**Information shown:**
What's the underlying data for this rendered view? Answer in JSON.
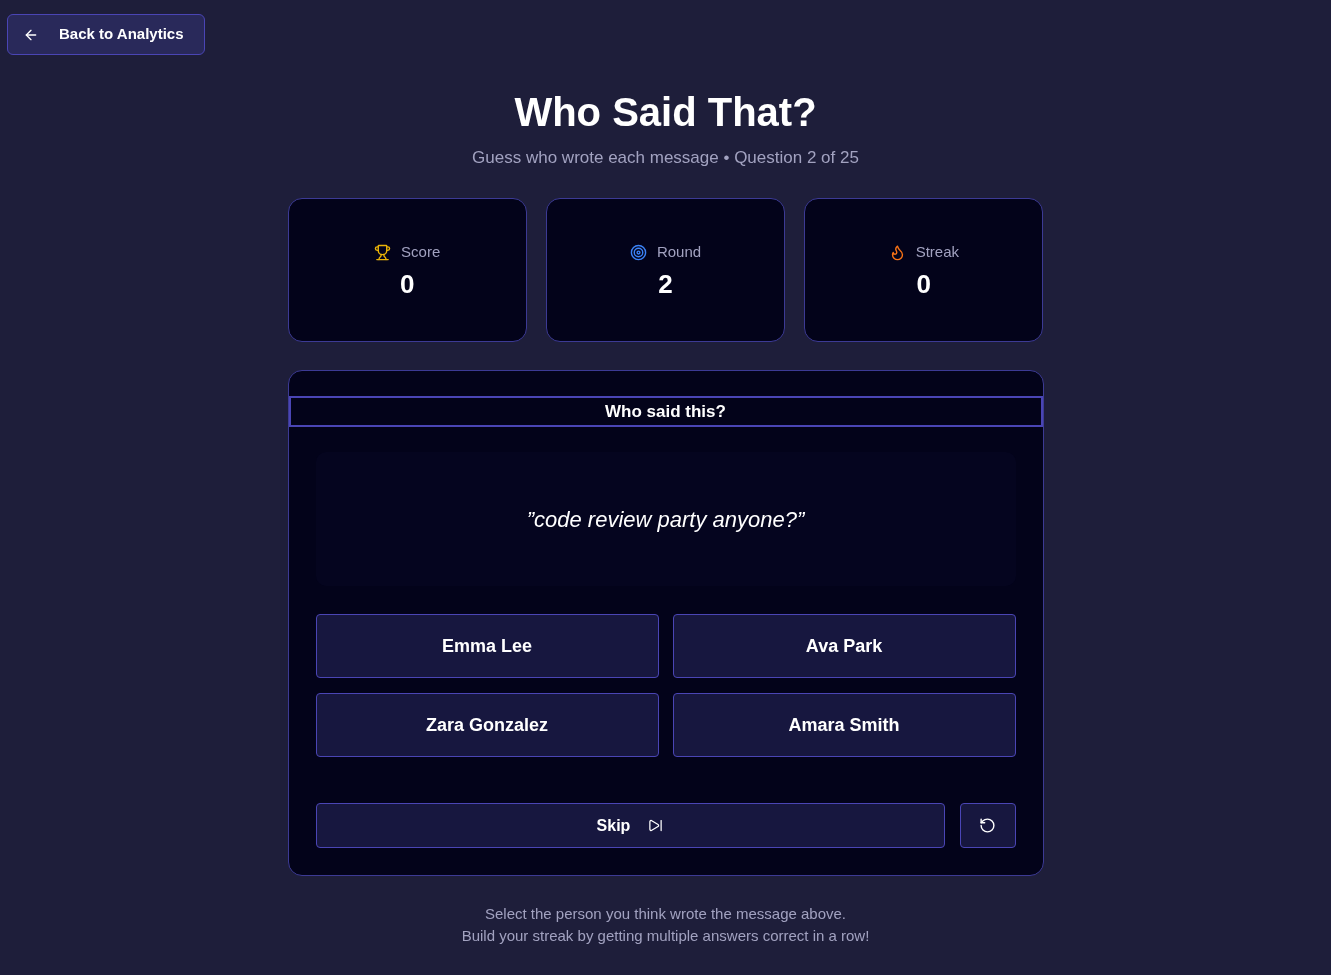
{
  "back_button": {
    "label": "Back to Analytics"
  },
  "header": {
    "title": "Who Said That?",
    "subtitle": "Guess who wrote each message • Question 2 of 25"
  },
  "stats": [
    {
      "kind": "trophy",
      "label": "Score",
      "value": "0"
    },
    {
      "kind": "target",
      "label": "Round",
      "value": "2"
    },
    {
      "kind": "flame",
      "label": "Streak",
      "value": "0"
    }
  ],
  "question": {
    "heading": "Who said this?",
    "quote": "”code review party anyone?”",
    "options": [
      "Emma Lee",
      "Ava Park",
      "Zara Gonzalez",
      "Amara Smith"
    ]
  },
  "actions": {
    "skip": "Skip"
  },
  "footer": [
    "Select the person you think wrote the message above.",
    "Build your streak by getting multiple answers correct in a row!"
  ]
}
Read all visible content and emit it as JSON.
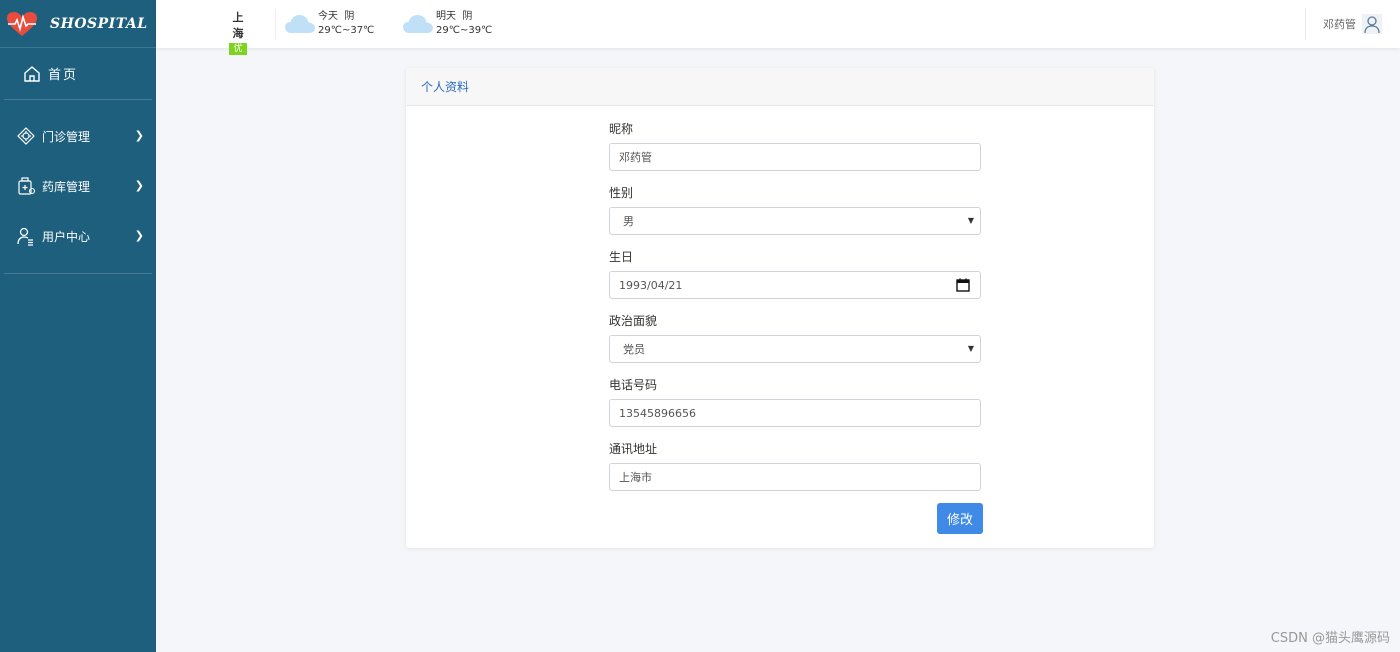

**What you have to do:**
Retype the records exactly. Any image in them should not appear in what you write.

**Reply to the task:**
What's the underlying data for this rendered view? Answer in JSON.
{
  "back_button": {
    "label": "Back to Analytics"
  },
  "header": {
    "title": "Who Said That?",
    "subtitle": "Guess who wrote each message • Question 2 of 25"
  },
  "stats": [
    {
      "kind": "trophy",
      "label": "Score",
      "value": "0"
    },
    {
      "kind": "target",
      "label": "Round",
      "value": "2"
    },
    {
      "kind": "flame",
      "label": "Streak",
      "value": "0"
    }
  ],
  "question": {
    "heading": "Who said this?",
    "quote": "”code review party anyone?”",
    "options": [
      "Emma Lee",
      "Ava Park",
      "Zara Gonzalez",
      "Amara Smith"
    ]
  },
  "actions": {
    "skip": "Skip"
  },
  "footer": [
    "Select the person you think wrote the message above.",
    "Build your streak by getting multiple answers correct in a row!"
  ]
}
Read all visible content and emit it as JSON.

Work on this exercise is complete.